• Continue to fund three hardcopy issues a year of Army Echoes, the bulletin for Retired Soldiers and Families, while encouraging, but not forcing, recipients to switch from the paper to the e-mail copy.
• Enhance retirement services available to retiring and Retired Soldiers by raising the level of funding for Pre-Transition Services and Post-Transition Services for all installations/garrisons worldwide. Ensure that fiscal requirements are part of the annual budget process and that funding for Retirement Services, including Retiree Appreciation Days, is protected in the budget.
• Through IMCOM, complete the establishment of RSO positions in accordance with the already approved IMCOM Standard Garrison Organization at the target grade by the end of FY10 or the completion of the established contracted service support.
• Complete the establishment of Retirement Services Offices at major Army Reserve and Army National Guard commands to ensure all retiring and Retired Army Reserve and National Guard Soldiers, their Families and survivors are properly informed about retirement-related benefits and entitlements.
• Support a test program under which Retired Soldiers who are supported by APOs in Germany would be allowed to send and receive parcels weighing up to five pounds, to quantify the impact on postal workload, service and costs.
• Recognize the contributions of Surviving Spouses by authorizing space-available air travel. As a lower priority category than active duty Soldiers, Surviving Spouses would not burden the stand-by system.
The Council stated that they appreciate the significant amount of work that the Defense Finance and Accounting Service accomplished during the conversion from contractor to in-house workforce, focusing on best practices to support and serve customers.
In the area of benefits, the Council recommended that the Army:
• Take care of Surviving Spouses by supporting efforts to eliminate the Dependency and Indemnity Compensation offset to the Survivor Benefit Plan (SBP) annuity.
• Recognize the extraordinary service and sacrifice of Army Reserve and Army National Guard Soldiers by including mobilization periods in support of contingency operations on or after Sept. 11, 2001 when determining the eligibility date for retired pay (instead of the current effective date of Jan. 28, 2008) and by providing medical benefits concurrently with the start of retired pay.
• Support efforts to provide full concurrent receipt of military retired pay and disability compensation to all eligible military Retirees regardless of disability rating or years of service.
• Support the DFAS initiative to forgive any overpayment of retired pay for any period after the date of death of a Retiree through the last day of the month in which death occurs.
• Acknowledge their long-term commitment to the Army by issuing eligible Surviving Spouses an indefinite ID card at age 65.

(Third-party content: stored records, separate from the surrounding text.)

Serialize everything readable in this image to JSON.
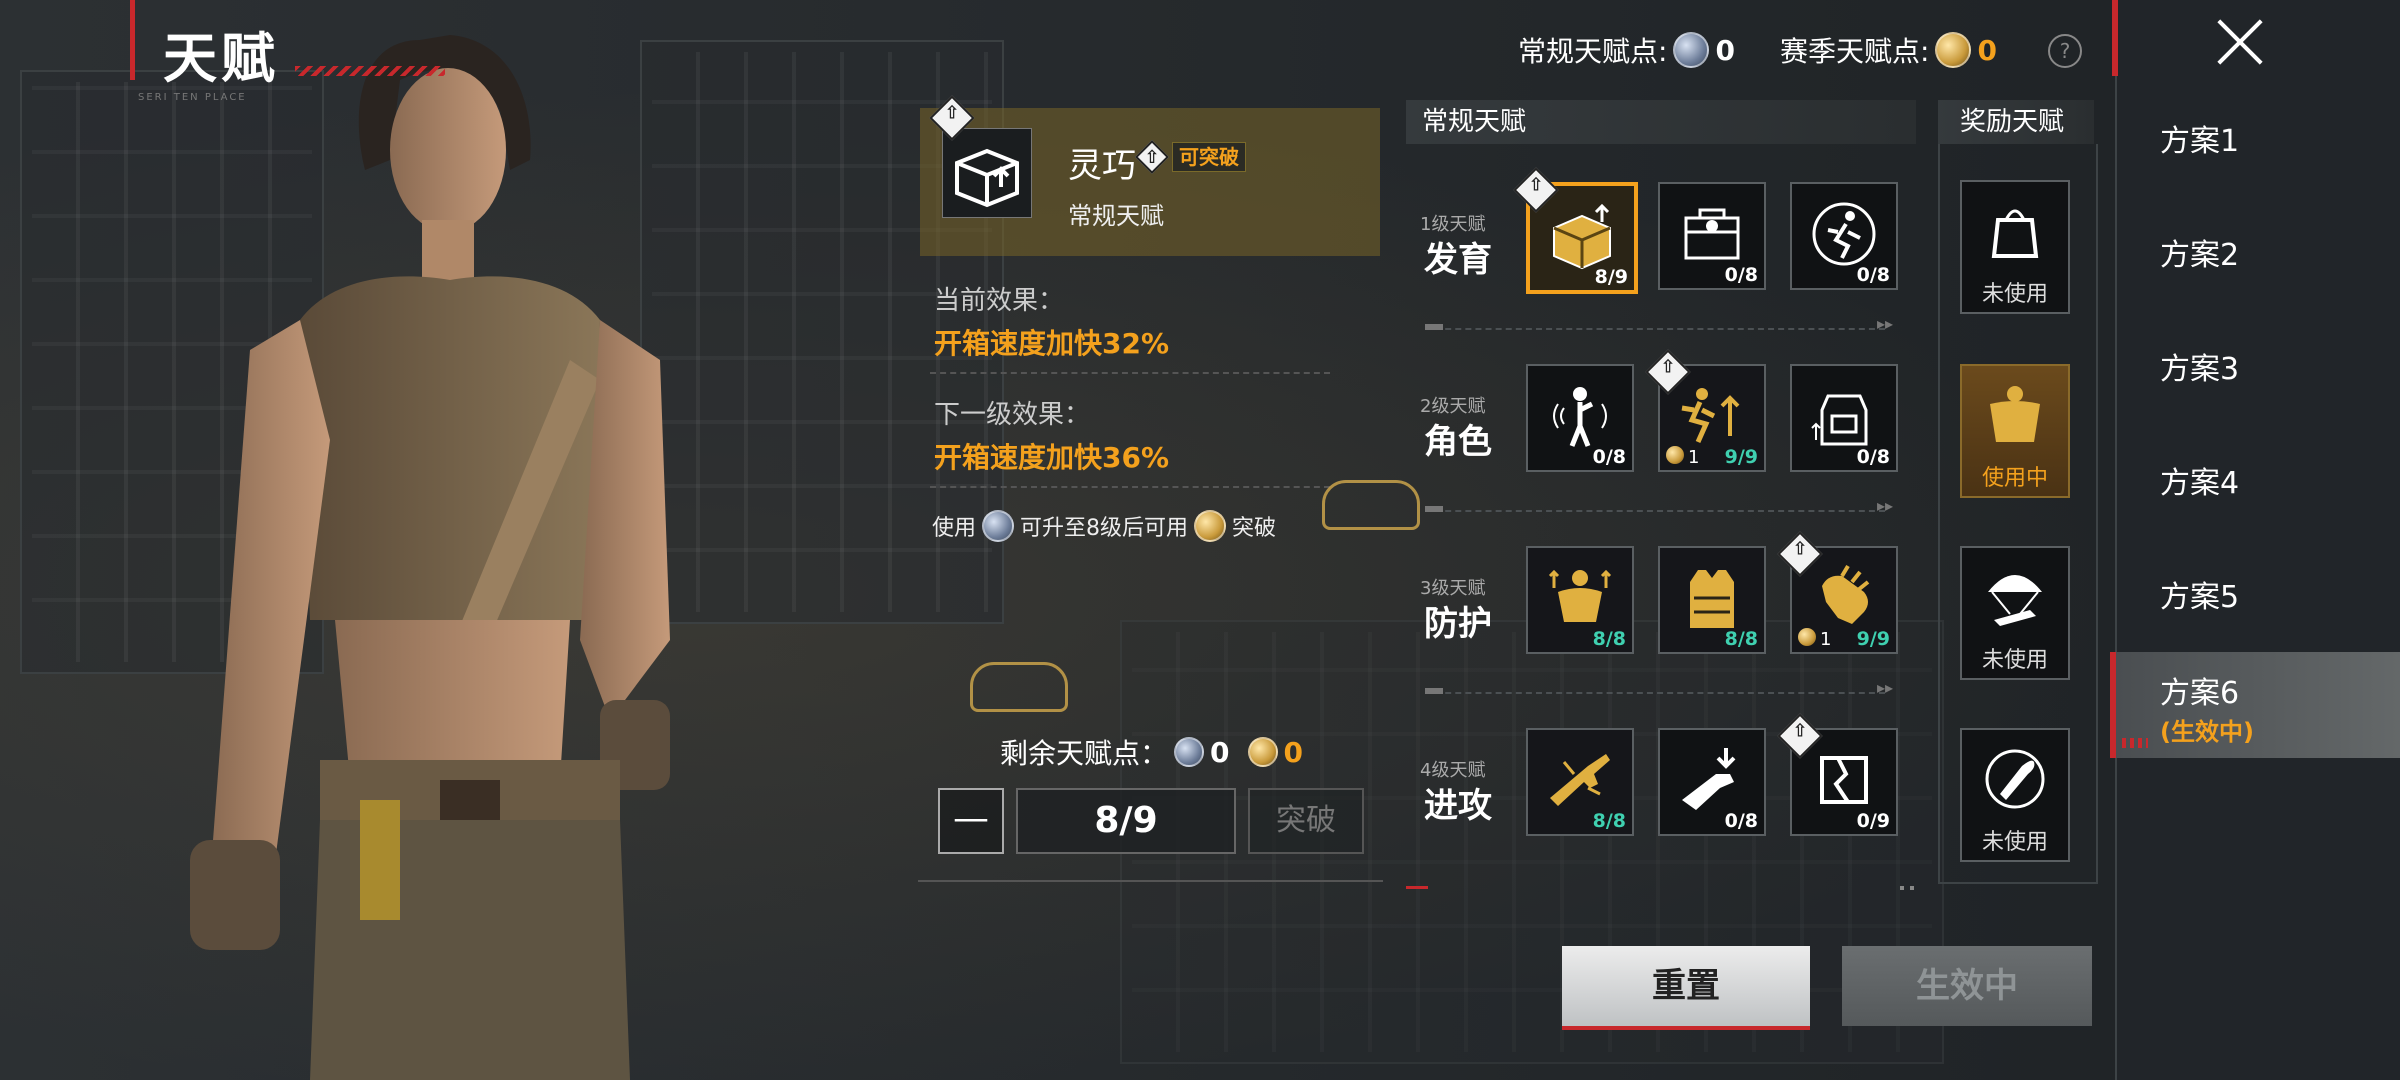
{
  "title": "天赋",
  "title_sub": "SERI TEN PLACE",
  "currency": {
    "regular_label": "常规天赋点:",
    "regular_count": "0",
    "season_label": "赛季天赋点:",
    "season_count": "0"
  },
  "plans": [
    {
      "label": "方案1"
    },
    {
      "label": "方案2"
    },
    {
      "label": "方案3"
    },
    {
      "label": "方案4"
    },
    {
      "label": "方案5"
    },
    {
      "label": "方案6",
      "status": "(生效中)"
    }
  ],
  "detail": {
    "name": "灵巧",
    "tag": "可突破",
    "type": "常规天赋",
    "current_label": "当前效果：",
    "current_effect": "开箱速度加快32%",
    "next_label": "下一级效果：",
    "next_effect": "开箱速度加快36%",
    "usage_pre": "使用",
    "usage_mid": "可升至8级后可用",
    "usage_post": "突破",
    "remaining_label": "剩余天赋点：",
    "remaining_regular": "0",
    "remaining_season": "0",
    "minus_label": "—",
    "level": "8/9",
    "break_label": "突破"
  },
  "sections": {
    "regular": "常规天赋",
    "bonus": "奖励天赋"
  },
  "tiers": [
    {
      "small": "1级天赋",
      "big": "发育",
      "slots": [
        {
          "icon": "lootbox-icon",
          "progress": "8/9",
          "selected": true,
          "upgrade": true
        },
        {
          "icon": "supply-crate-icon",
          "progress": "0/8"
        },
        {
          "icon": "sprinter-icon",
          "progress": "0/8"
        }
      ]
    },
    {
      "small": "2级天赋",
      "big": "角色",
      "slots": [
        {
          "icon": "sound-soldier-icon",
          "progress": "0/8"
        },
        {
          "icon": "running-boost-icon",
          "progress": "9/9",
          "coin": "1",
          "upgrade": true
        },
        {
          "icon": "backpack-icon",
          "progress": "0/8"
        }
      ]
    },
    {
      "small": "3级天赋",
      "big": "防护",
      "slots": [
        {
          "icon": "strength-icon",
          "progress": "8/8"
        },
        {
          "icon": "vest-icon",
          "progress": "8/8"
        },
        {
          "icon": "glove-icon",
          "progress": "9/9",
          "coin": "1",
          "upgrade": true
        }
      ]
    },
    {
      "small": "4级天赋",
      "big": "进攻",
      "slots": [
        {
          "icon": "rifle-icon",
          "progress": "8/8"
        },
        {
          "icon": "weapon-reload-icon",
          "progress": "0/8"
        },
        {
          "icon": "armor-break-icon",
          "progress": "0/9",
          "upgrade": true
        }
      ]
    }
  ],
  "bonus": [
    {
      "icon": "airdrop-bag-icon",
      "label": "未使用"
    },
    {
      "icon": "muscle-icon",
      "label": "使用中",
      "on": true
    },
    {
      "icon": "parachute-gun-icon",
      "label": "未使用"
    },
    {
      "icon": "bullet-icon",
      "label": "未使用"
    }
  ],
  "buttons": {
    "reset": "重置",
    "active": "生效中"
  },
  "colors": {
    "accent_red": "#c8282c",
    "gold": "#f4a11d",
    "teal": "#3fd0b0"
  }
}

Because the CSA has been traveling around the world in support of troops, the Council Co-Chairs reported the meeting results to him May 25th and plan to meet with him again in October.